For Reid, the details of the crimes, horrific as they are, were not the most affecting part of the film, instead it was the way Dennehy conducted herself.

“We had exclusive access to the full custody tapes, when she’s arrested after being caught on the run and the police know that there are two men fighting for their lives.

“Eventually it emerges that she has already killed three people.

“She is standing in police custody and you would think she would be at least a little bit nervous, at least a little bit concerned for her future and yet she is boasting, ‘Attempted murder and murder is nothing. It’s like going down for a Sunday roast. Easy’.

“She starts flirting with the police officers, trying to charm them and win them over, and you can see they are reluctantly drawn into her web. She’s obviously a really compelling character. She starts playing with her hair.

“Her barrister described her and says he wondered whether he had got the wrong cell, when he eventually goes in to meet her for the first time.

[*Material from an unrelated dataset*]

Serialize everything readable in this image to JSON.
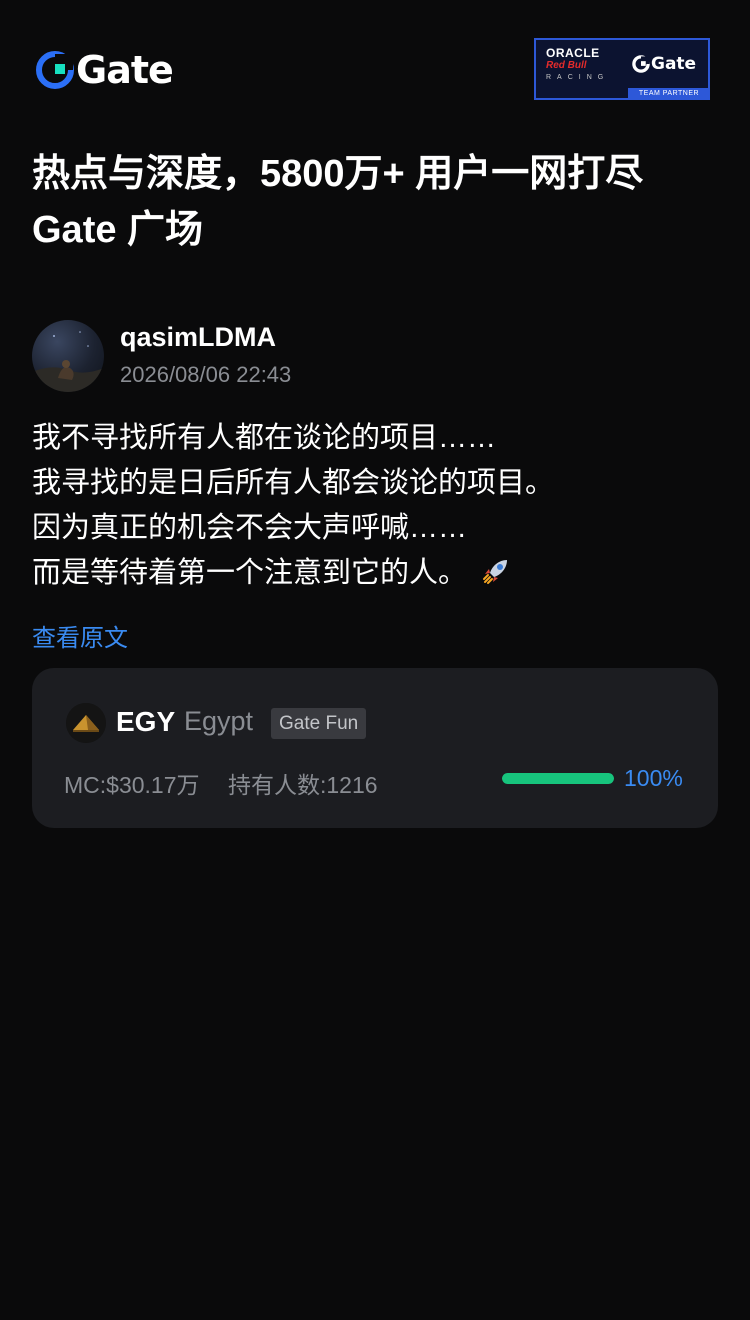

“Normally he would expect someone accused of these awful crimes, who is facing a future in prison never to be released, to be a little bit wary and on the back foot. She wasn’t.

“He said she just seemed to be confident, charismatic, cooperative and she had the type of personality he was drawn to.”

The show is the seventh crime documentary Reid, who is mother to three sons, has made for ITV since 2017, including films about teenager Becky Watts, who was murdered by her step-brother, and the killing of schoolboy Rhys Jones.

“Sometimes I come back from these stories and I am just glad to be in the kitchen with the boys, making tea and doing something ordinary and down to Earth,” she says.

“You don’t want to spend too much of your headspace in the minds of killers. It’s good to be able to do the normal stuff as well.”

Joanna Dennehy: Serial Killer is on ITV at 9pm tonight